Bitcoin mining requires some hardware and software. Below is a comparison chart of three most popular ASIC mining rigs. Hash rate, energy efficiency and price are factors one should consider while purchasing a rig. As you can see, bitcoin rigs don’t come cheap. Add to it the power bill you will drum up- Marketwatch estimates you will pay around $3,000 to mine a single Bitcoin, at current rates. And power supply units to keep the system running 24 hours. Also, remember that mining software becomes obsolete pretty quickly. Companies are working overtime to come up with faster rigs and you might find your humble rig outdated soon.
Cost comparison of mining rigs
You will need Bitcoin mining software which is usually open-source and free, a Bitcoin wallet to store your earnings. The software will depend on your system’s OS.
How to calculate mining profitability?
Use free profitability calculators that latest Bitcoin price. Just punch in your power consumption expenses and hash rate and you will get a chart with your expected earnings and recoup time. It will look something like this:
Is Bitcoin mining worth it?
Bitcoin mining might seem like an easy way to make money, and it was in the early days when the number of miners was less and mining costs were lower. But now, mining is typically done in large warehouses with hundreds of miners contributing their hash powers. Small time miners just can’t beat the competition. Joining flourishing mining pools might seem to be the answer. But it comes at an additional pool cost, between 1 % and 5%. Smaller pools might offer free admission, but they seldom catch any blocks.
Moreover, Bitcoin rewards are halved every four years. They started with 50, halved to 25 in 2012, halved again to 12.5 in 2016 and will get chopped to half in 2020. Plus, the difficulty metric seems to get harder day by day. Remember, Bitcoins can’t exceed the magic number of 21 billion.
Plus, there is no regulating body that controls the number of new miners that can join the network. The unlimited army of miners (some with super computers) competing for a limited number of blocks is a sure recipe for disaster.

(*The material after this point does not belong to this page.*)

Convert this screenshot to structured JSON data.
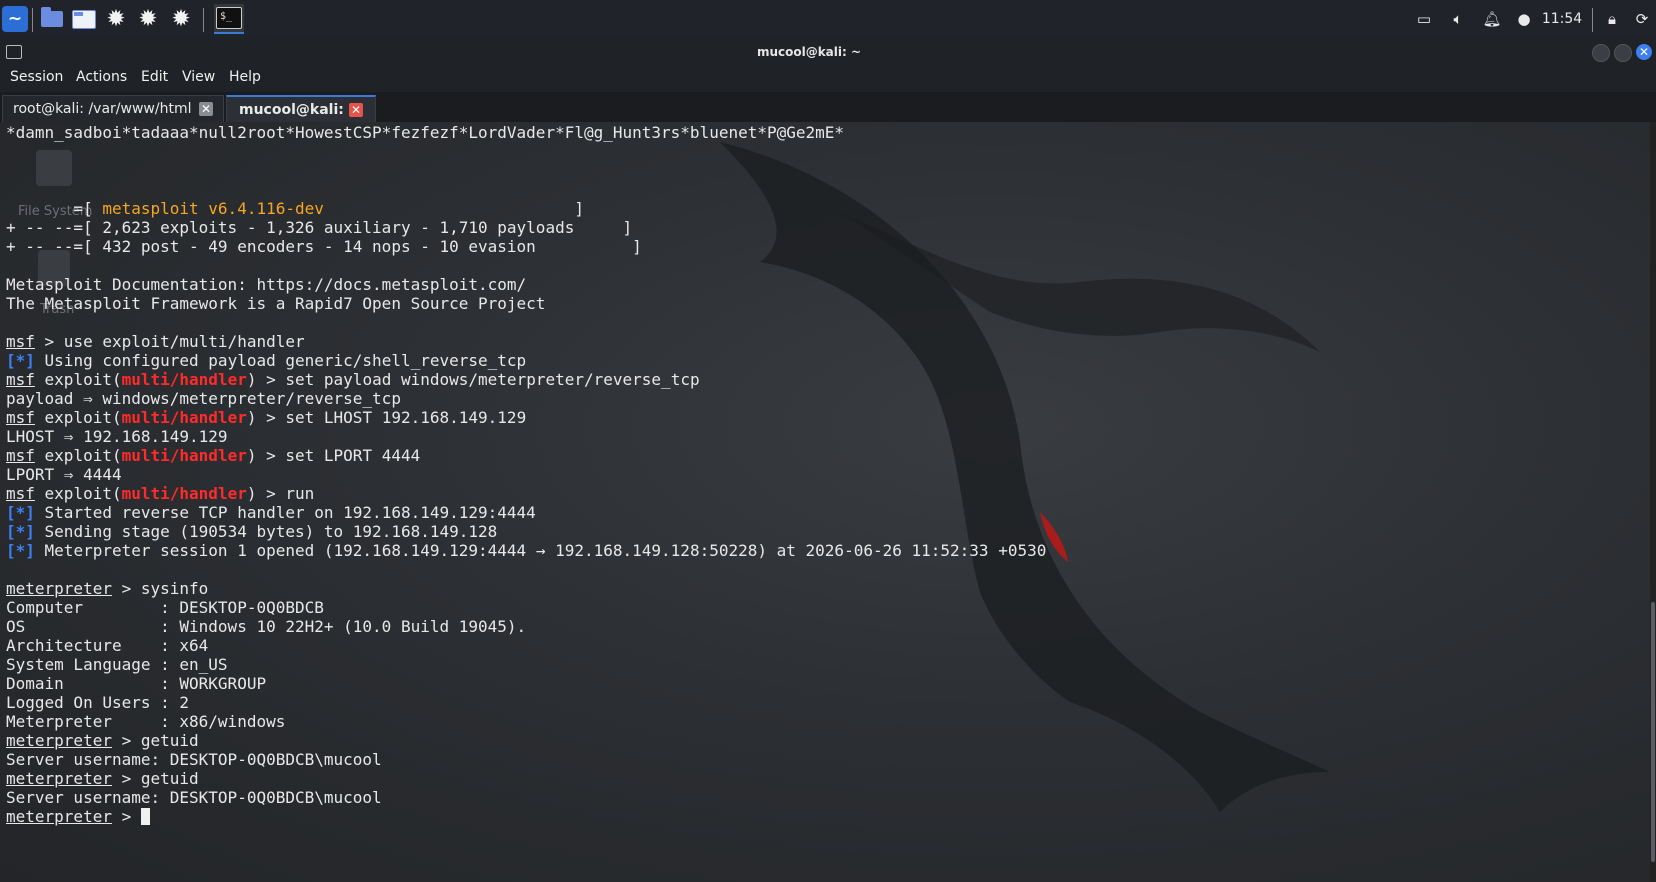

And you just can’t ignore the mounting operational costs- electricity bills, internet bills, maintenance cost of rigs, etc. Setting up a basic rig can cost anywhere between $3000 and $10,000. You might have to buy graphic cards that cost about $700 apiece. More sophisticated equipment would be needed for mining for longer period.
The only silver lining to this dark cloud could be Bitcoin value appreciation. But the coin is known to be volatile, so you won’t like to place your eggs in that basket!
Aspiring miners can try mining Litecoins, z-cash or monero. These coins have weak exchange rates but can be converted into BTC. Of course, that again involves paying exchanges a transaction fee on each conversion.
Is cloud mining more profitable?
You can cut down on set up and operational costs, by working on a third-party rig that is available to you via cloud. There are many cloud mining companies like HashFlare, IQMining and Genesis Mining that allow miners to use their equipment and mine Bitcoins. They pay miners on the basis of the hash rates they purchase. Higher hash rate means stronger processing power and better rewards. But higher hash rates cost more. Plus, you may have to pay a maintenance fee.
Comparison of Cloud Mining Contracts and regulations
Some of these cloud mining companies lock in miners in a yearly contract (Mining Contract). If in this period, BTC value plummets, you will be locked in an unprofitable deal.
Bitcoin mining asks for basic investments but promises no definite rewards. So, it’s somewhat a gamble. Consider your options wisely and pick what is best for you. Happy mining!